In 2016, Dallas ISD announced announced plans for a new high school called CityLab High School. The school will be located downtown, at 912 S. Ervay Street.
CityLab’s focus is going to be architecture, urban planning, environmental science, and community development.
The school’s founders – architect and former Skyline High School teacher Peter Goldstein and local architect Lorena Toffer – say the school will provide a transformative educational experience where learning extends beyond the classroom and into the streets where students live and play.
“We’ve been dreaming and thinking about CityLab for a long time,” says Goldstein. “And the idea for the school is in the name itself – CityLab. We see the possibility of students using the city as their classroom.”
The pair say it’s important to go beyond the walls of the classroom. Yes, students absorb information when they’re at their desks. But going out to see bridges, buildings and open spaces and thinking about how they come together helps make that knowledge stick.
The school’s principal is Tammy Underwood, who has been in education for 17 years. Underwood began as a teacher in the Austin Independent School District.
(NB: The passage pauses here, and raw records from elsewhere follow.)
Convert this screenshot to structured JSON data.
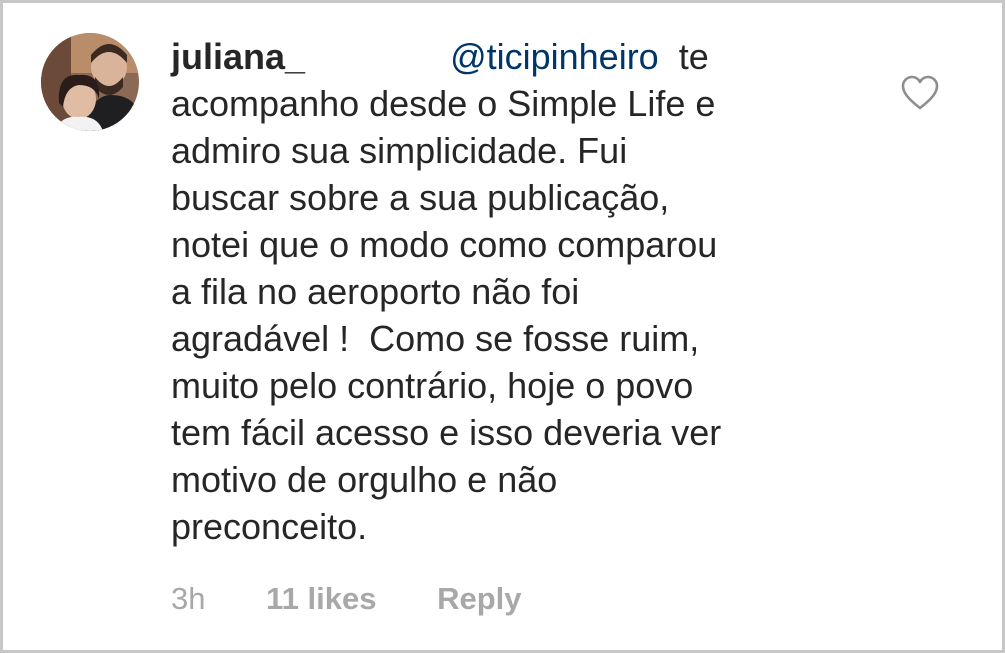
{
  "comment": {
    "username": "juliana_",
    "mention": "@ticipinheiro",
    "lines": [
      "te",
      "acompanho desde o Simple Life e",
      "admiro sua simplicidade. Fui",
      "buscar sobre a sua publicação,",
      "notei que o modo como comparou",
      "a fila no aeroporto não foi",
      "agradável !  Como se fosse ruim,",
      "muito pelo contrário, hoje o povo",
      "tem fácil acesso e isso deveria ver",
      "motivo de orgulho e não",
      "preconceito."
    ]
  },
  "meta": {
    "time": "3h",
    "likes": "11 likes",
    "reply": "Reply"
  },
  "icons": {
    "like": "heart-outline-icon",
    "avatar": "user-avatar"
  }
}
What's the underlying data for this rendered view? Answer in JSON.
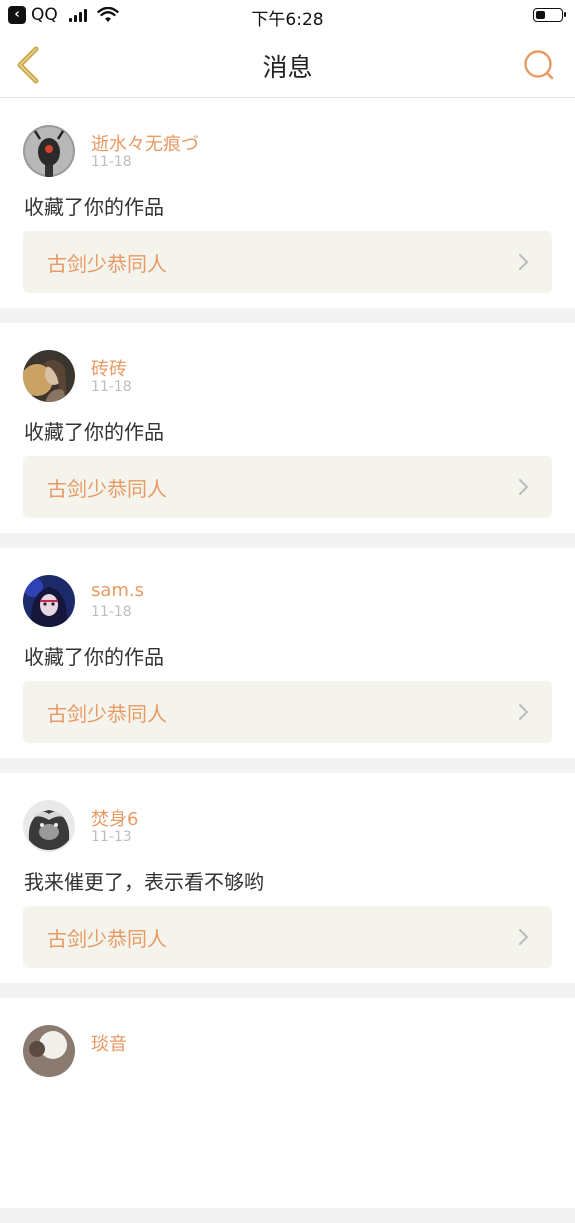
{
  "status_bar": {
    "back_app": "QQ",
    "time": "下午6:28",
    "battery_level": 0.4
  },
  "nav": {
    "title": "消息"
  },
  "colors": {
    "accent": "#e89a64",
    "back_icon": "#c9a84a",
    "card_link_bg": "#f4f4ec"
  },
  "messages": [
    {
      "username": "逝水々无痕づ",
      "date": "11-18",
      "text": "收藏了你的作品",
      "work": "古剑少恭同人",
      "avatar_icon": "robot-avatar"
    },
    {
      "username": "砖砖",
      "date": "11-18",
      "text": "收藏了你的作品",
      "work": "古剑少恭同人",
      "avatar_icon": "photo-avatar"
    },
    {
      "username": "sam.s",
      "date": "11-18",
      "text": "收藏了你的作品",
      "work": "古剑少恭同人",
      "avatar_icon": "anime-avatar"
    },
    {
      "username": "焚身6",
      "date": "11-13",
      "text": "我来催更了，表示看不够哟",
      "work": "古剑少恭同人",
      "avatar_icon": "beast-avatar"
    },
    {
      "username": "琰音",
      "avatar_icon": "photo-avatar"
    }
  ]
}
Most recently, she was a curriculum coordinator in Elgin ISD where she oversaw the curriculum framework for a duel-credit high school.
Students will learn from teachers and professional practitioners from the fields of architecture, urban planning and public policy.
The school is part of the district’s public school choice initiative, where schools have specialized focuses and are open to students from across the district without specific admission requirements.
“It was important for us to be a choice school, because it’s important that every student has a school that fits their need,” says Goldstein. “We want students from North, South, East, West and rural communities that are interested in design to have a place to study and discover.”
Goldstein also says it was important that there wasn’t an academic restriction on students, because that could affect the demographics of the school’s population. “Choice” schools, unlike magnet schools, can use lotteries or specific algorithms to tailor the demographics of their student population. CityLab’s goal is for half of the incoming students to come from economically disadvantaged backgrounds, because research shows that socioeconomically balanced schools are ideal learning environments for all students both academically
and socially by facilitating acceptance, diversity, and broadening the scope of social identity.
“It’s about equity,” says Toffer. “It’s important for me as a Mexican American architect to be able to say, ‘You have a role model who is from a minority background that is a first generation immigrant that is working in design.'”
She says that there may be students attending CityLab that are in a very similar situation – first generation American – and she says she’s personally invested in their success and being there for all of the students.
The school year at CityLab will begin in August, but the deadline to apply is January 31st (apply here). The school will be taking in 100 students during its first year and 200 in year two. They plan to grow every year until they are teaching 9th through 12th grade students.
The new school will be in walking distance to Dallas City Hall, the J. Erik Jonsson Central Library, and the Dallas Farmers Market. It’s also near landmarks like the city’s museum district and DART hubs, which will be helpful for transportation.
“If you live far away, don’t worry,” says Goldstein. Transportation will be provided for students who live more than two miles from the school within Dallas ISD boundaries. Students outside of the boundaries will be responsible for their own transportation, but again, the school is located near DART Hubs.